[UPDATE, April 21, 2019… National Security Advisor Jonathan Bolton on Wednesday announced the Trump Administration’s decision to implement Title III: “Americans who have had their private and hard-earned property stolen in Cuba will finally be allowed to sue,” as quoted by the BBC and described further by the Miami Herald. Accordingly, the tsunami now begins.]
[UPDATE: A mere four hours after this post went live, the Miami Herald published a story asserting that Secretary Kerry notified Congress on January 4th of President Obama’s intent to suspend Helms-Burton actions for another six months. The suspension, it seems, took effect on the 19th, but I cannot find any other verification that the suspension indeed happened. The State Department website is utterly mute on the subject. That said, President Trump may yet rescind the suspension as part of the Administration’s wholesale review of Cuba policy. Stay tuned here for more information as it comes out.]
Subchapter III of the Helms-Burton Act (22 U.S. Code § 6081 et seq., 1995) provides a private cause of action for parties whose property was expropriated by the Cuban government following the Castro Revolution in 1959. To be sure, the Cuban government is not the defendant. Rather, foreign persons who have profited from the expropriation are subject to suit.
A hypothetical, to illustrate: say the Hernandez* family has owned land in Cuba since 1898. After the 1959 Revolution, the land is seized by the Castro government, and the family flees to the U.S. Thirty years on, the land is given by the Castro government to Petróleos de Venezuela S.A., the Venezuelan national oil company, who builds a refinery on the land. (You may be more familiar with Citgo, the U.S. oil conglomerate which is owned by PDVSA.)
Under Helms-Burton, the Hernandez heirs have a statutory claim against PDVSA for its profits from that land, and if they can get the case into court, they can collect damages. But the Act is subject to suspension every six months by the President, and since 1995, they haven’t been able to get into court.
Bill Clinton suspended it immediately on enactment, George W. Bush suspended it throughout his two terms, as did Barack
Obama. The Donald Trump Administration, however, has not issued a suspension, so the door is currently open to the cause of action.
Aggrieved owners of Cuban property—like the hypothetical Hernandez family—may now file suits against the various individuals and companies around the world who have benefited from the expropriations.
But contrary to a quick read of Helms-Burton, there is no special method of serving the defendants, no matter where they may be. Rule 4(f) still controls the manner, but it is affected by two other pieces of federal law: the Foreign Sovereign Immunities Act (FSIA) and the Hague Service Convention (HSC).**
Rule 4 provides the general framework for service of process in federal actions. Helms-Burton does not effect its structure. Of greatest import is 4(f)(1), which specifically names the Hague Service Convention as the appropriate channel to serve a defendant in another Hague country. Frankly, this tacitly codifies the 1988 Schlunk decision, in which Justice O’Connor and eight of her colleagues (do the math there) mandate such Hague application. Even more frankly, the language of 4(f)(1) does not go far enough to reflect the Convention’s mandatory character. But that doesn’t mean it goes away.

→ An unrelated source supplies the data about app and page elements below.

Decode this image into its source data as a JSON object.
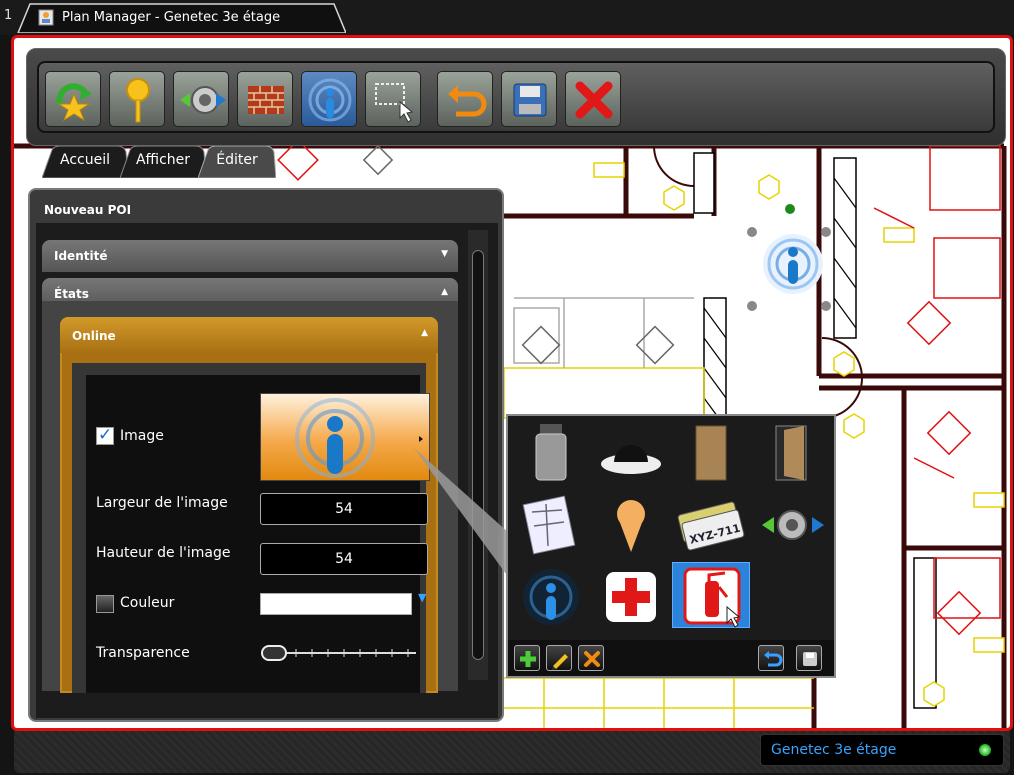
{
  "tabbar": {
    "index": "1",
    "window_title": "Plan Manager - Genetec 3e étage"
  },
  "toolbar": {
    "buttons": [
      {
        "name": "refresh-map-button",
        "icon": "refresh-icon"
      },
      {
        "name": "add-poi-button",
        "icon": "map-pin-icon"
      },
      {
        "name": "add-link-button",
        "icon": "link-arrows-icon"
      },
      {
        "name": "add-wall-button",
        "icon": "brick-wall-icon"
      },
      {
        "name": "poi-button",
        "icon": "poi-signal-icon"
      },
      {
        "name": "select-area-button",
        "icon": "select-area-icon"
      },
      {
        "name": "undo-button",
        "icon": "undo-icon"
      },
      {
        "name": "save-button",
        "icon": "floppy-disk-icon"
      },
      {
        "name": "close-button",
        "icon": "red-x-icon"
      }
    ]
  },
  "nav_tabs": [
    {
      "label": "Accueil",
      "active": false
    },
    {
      "label": "Afficher",
      "active": false
    },
    {
      "label": "Éditer",
      "active": true
    }
  ],
  "panel": {
    "title": "Nouveau POI",
    "sections": {
      "identity": "Identité",
      "states": "États",
      "online": "Online"
    },
    "form": {
      "image_label": "Image",
      "image_checked": true,
      "width_label": "Largeur de l'image",
      "width_value": "54",
      "height_label": "Hauteur de l'image",
      "height_value": "54",
      "color_label": "Couleur",
      "color_checked": false,
      "color_value": "#ffffff",
      "transparency_label": "Transparence",
      "transparency_value": 0
    }
  },
  "icon_picker": {
    "icons": [
      "weight-icon",
      "dome-camera-icon",
      "door-panel-icon",
      "open-door-icon",
      "floor-plan-icon",
      "map-pin-icon",
      "license-plate-icon",
      "link-arrows-icon",
      "poi-signal-icon",
      "first-aid-icon",
      "fire-extinguisher-icon"
    ],
    "selected": "fire-extinguisher-icon",
    "plate_text": "XYZ-711",
    "actions": [
      "add-icon",
      "edit-icon",
      "delete-icon",
      "revert-icon",
      "save-icon"
    ]
  },
  "statusbar": {
    "location": "Genetec 3e étage",
    "status_color": "#2bbf2b"
  },
  "colors": {
    "frame_accent": "#e01010",
    "online_header": "#c48a1e",
    "status_text": "#39a3ff"
  }
}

The service provisions of 28 U.S.C. §1608 provide a hierarchy of steps necessary to serve foreign governments and their instrumentalities.*** This code section, too, refers to the HSC, though not by name, in requiring service “in accordance with an applicable international convention on service of judicial documents”. 1608(a)(2) and 1608(b)(2). Again, under Schlunk, the HSC is mandatory where it applies, so FSIA doesn’t have any real effect.
There’s really not much to say here. If the Convention applies, follow it—neither Helms-Burton nor the FSIA purport to abrogate it.
In our hypothetical, PDVSA must be served via the Central Authority (yeah, good luck with that) or by a Venezuelan judicial officer (a bit more likely , but still doubtful). That’s it. You can’t mail it, because Venezuela specifically objects to HSC Article 10(a). You can’t send a guy to the general counsel’s office because they don’t define the terms of 10(b) or 10(c)—you have to approach the matter as if the action is filed in a Venezuelan court.
Elsewhere, be it in China or Vietnam or Russia or other countries that have historically enjoyed good relations with Cuba since 1959, Hague doctrines must be observed. As you might expect, this means different things in different jurisdictions. (Give us a shout to discern those different things.)
* The name Hernandez is chosen here solely for illustrative purposes, owing to its commonality among Cubans. This doesn’t refer to specific persons at all. Citgo and PDVSA, though real entities, are likewise chosen solely for illustrative purposes.
** Yes, the Convention is U.S. law. Don’t make me throw the Supremacy Clause at you again, pal.
*** For a more thorough discussion of service abroad under FSIA, see The Foreign Sovereign Immunities Act’s Crippling Effect on United States Businesses, in the Michigan State International Law Review.